One difficultly I see students having with diminished intervals is how to label the top note. If we have the diminished 5th of C – Gb, could we not write C – F sharp instead? The answer is no, but it’s important to know why.
When we look at diminished 5th intervals (like will all intervals) we start with the scale of the lower note. In this case that is C major. The 5th degree of C major is G natural. Now we flatten the G natural to G flat to we have our diminished 5th.
It’s very important that you do not change the letter name of the top note.
If we use the F sharp we now have C-F# with is a 4th. As F natural is in C major, we have sharpen this to get F#. Therefore C – F# is an augmented 4th. Now C-F# and C-Gb are harmonically the same, but they are named differently.

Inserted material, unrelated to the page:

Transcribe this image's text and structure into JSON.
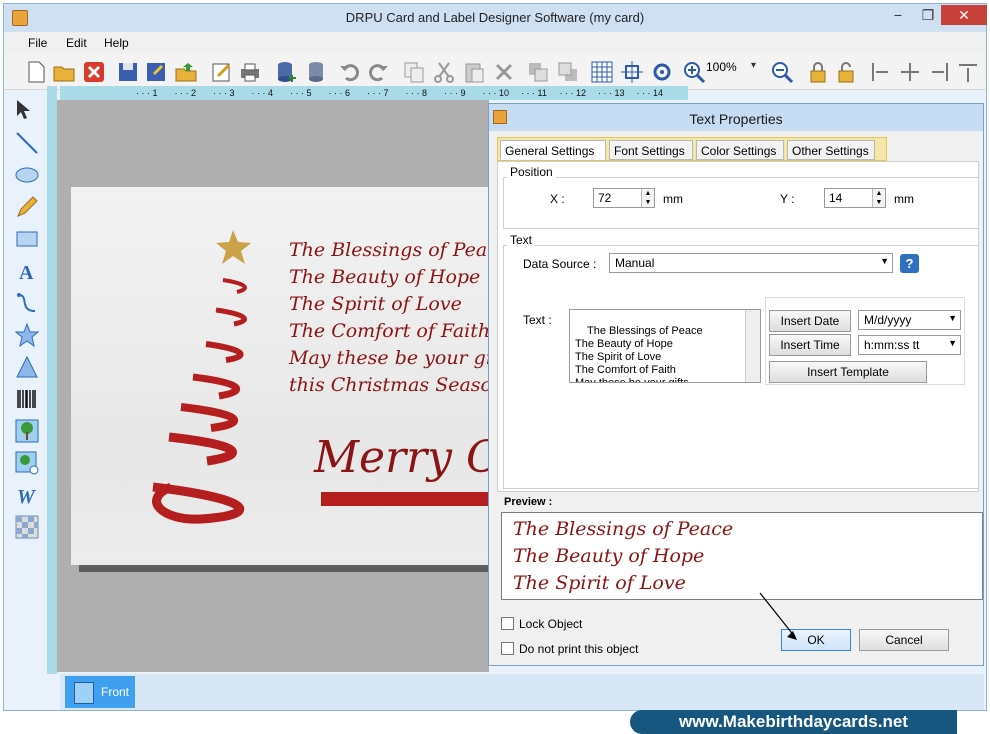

This also means that we might have double flats in our interval as we could be lower a note that is already flat. In this case we use a double flat because changing the note letter means altering the name of the interval to a 4th. Below are some examples of diminished 5th intervals using double flats.
Alternatively, we might see diminished 5th intervals with natural signs on the top note. Looking at the example below, the lower note is B natural. B major has five sharps: F#, C#, G#, D# and A#. A perfect 5th would be B to F# and if we lower this we get B to F natural, our diminished 5th.
Ear Training and Intervals
To develop as a musician you’ll want to be able to recognise intervals by ear. This is where ear training comes in, as the more you practice, the better your’ll get.
My recommendation for this is Tonegym as they have a comprehensive and fun program for training your ears. It’s what has gotten the best results with for my own students.
In the ‘tools’ section of their site, Tonegym even have an interval memorizer that allows you to learn every type of interval.
For an in-depth look at ear training, here’s my full review of Tonegym.
Examples of diminished 5th Intervals
Here is a table which shows diminished 5th across a whole octave. Remember that to name an interval ask yourself, ‘Which degree of the lower note’s scale is the higher note?’
diminished 5th Interval Qualities
We can describe the sound of intervals using a numbers of adjectives. An interval can sound ‘stable’ or ‘grounded’ like a perfect 5th, or it could sound ‘dissident’, ‘neutral’ or even ‘sinister’.
The interval of an diminished 5th, also known as a tritone, carries a highly unstable and dissonant quality that can create a sense of tension and unease. It can be described as a dissonant interval due to its significant distance and clash of pitches.
When used in melodies, the diminished 5th interval can be employed to create a sense of anticipation or to add a distinct and haunting quality. The augmented 4th interval is often utilized in various musical genres to convey a range of emotions, from suspense and uncertainty to moments of dissonant beauty.
ToneGym- The Ultimate Ear Training App
ToneGym allows you to improve your ear with a range of games, interactive and competitions.
Or check out our complete review of ToneGym.
diminished 5th Intervals On Piano
If you are a pianist then playing a diminished 5th interval couldn’t be easier. Moving up 6 half-steps (3 whole steps) or flatten the 5th note of any major or natural minor scale. Check out the example below.
diminished 5th Intervals on Guitar
Below are guitar shapes that with give you a diminished 5th interval. These can be moved up a down the neck to create intervals starting on different notes. In fact this is the shape used in ‘Purple Haze’ by Jimi Hendrix to play the opening tritone riff.